* **TASK DIRECTIONS**
Give back every entry, exactly as written.

* **DATA FOR THE TASK**
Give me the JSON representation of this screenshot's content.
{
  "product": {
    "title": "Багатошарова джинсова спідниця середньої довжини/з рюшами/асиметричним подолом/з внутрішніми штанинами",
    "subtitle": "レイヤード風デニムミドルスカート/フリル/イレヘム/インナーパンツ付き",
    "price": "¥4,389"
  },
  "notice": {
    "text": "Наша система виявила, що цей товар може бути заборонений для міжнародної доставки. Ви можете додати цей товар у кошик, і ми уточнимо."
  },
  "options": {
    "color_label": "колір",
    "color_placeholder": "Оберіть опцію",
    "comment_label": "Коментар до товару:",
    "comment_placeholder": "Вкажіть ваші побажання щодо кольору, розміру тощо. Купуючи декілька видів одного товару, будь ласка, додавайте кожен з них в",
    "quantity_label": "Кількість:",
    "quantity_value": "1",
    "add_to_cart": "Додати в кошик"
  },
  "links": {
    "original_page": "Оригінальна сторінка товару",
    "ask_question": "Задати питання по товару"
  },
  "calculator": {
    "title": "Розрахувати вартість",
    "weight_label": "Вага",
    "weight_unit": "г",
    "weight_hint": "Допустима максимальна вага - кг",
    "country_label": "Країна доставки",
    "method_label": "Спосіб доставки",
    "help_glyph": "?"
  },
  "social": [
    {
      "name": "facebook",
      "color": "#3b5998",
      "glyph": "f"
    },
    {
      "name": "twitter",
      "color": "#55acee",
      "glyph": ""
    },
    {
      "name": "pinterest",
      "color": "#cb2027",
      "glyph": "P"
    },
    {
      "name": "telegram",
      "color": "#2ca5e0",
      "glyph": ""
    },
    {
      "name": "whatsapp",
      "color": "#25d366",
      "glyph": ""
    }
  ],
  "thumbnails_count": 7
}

* **YOUR RESPONSE**
Give me the JSON representation of this screenshot's content.
{
  "product": {
    "title": "Багатошарова джинсова спідниця середньої довжини/з рюшами/асиметричним подолом/з внутрішніми штанинами",
    "subtitle": "レイヤード風デニムミドルスカート/フリル/イレヘム/インナーパンツ付き",
    "price": "¥4,389"
  },
  "notice": {
    "text": "Наша система виявила, що цей товар може бути заборонений для міжнародної доставки. Ви можете додати цей товар у кошик, і ми уточнимо."
  },
  "options": {
    "color_label": "колір",
    "color_placeholder": "Оберіть опцію",
    "comment_label": "Коментар до товару:",
    "comment_placeholder": "Вкажіть ваші побажання щодо кольору, розміру тощо. Купуючи декілька видів одного товару, будь ласка, додавайте кожен з них в",
    "quantity_label": "Кількість:",
    "quantity_value": "1",
    "add_to_cart": "Додати в кошик"
  },
  "links": {
    "original_page": "Оригінальна сторінка товару",
    "ask_question": "Задати питання по товару"
  },
  "calculator": {
    "title": "Розрахувати вартість",
    "weight_label": "Вага",
    "weight_unit": "г",
    "weight_hint": "Допустима максимальна вага - кг",
    "country_label": "Країна доставки",
    "method_label": "Спосіб доставки",
    "help_glyph": "?"
  },
  "social": [
    {
      "name": "facebook",
      "color": "#3b5998",
      "glyph": "f"
    },
    {
      "name": "twitter",
      "color": "#55acee",
      "glyph": ""
    },
    {
      "name": "pinterest",
      "color": "#cb2027",
      "glyph": "P"
    },
    {
      "name": "telegram",
      "color": "#2ca5e0",
      "glyph": ""
    },
    {
      "name": "whatsapp",
      "color": "#25d366",
      "glyph": ""
    }
  ],
  "thumbnails_count": 7
}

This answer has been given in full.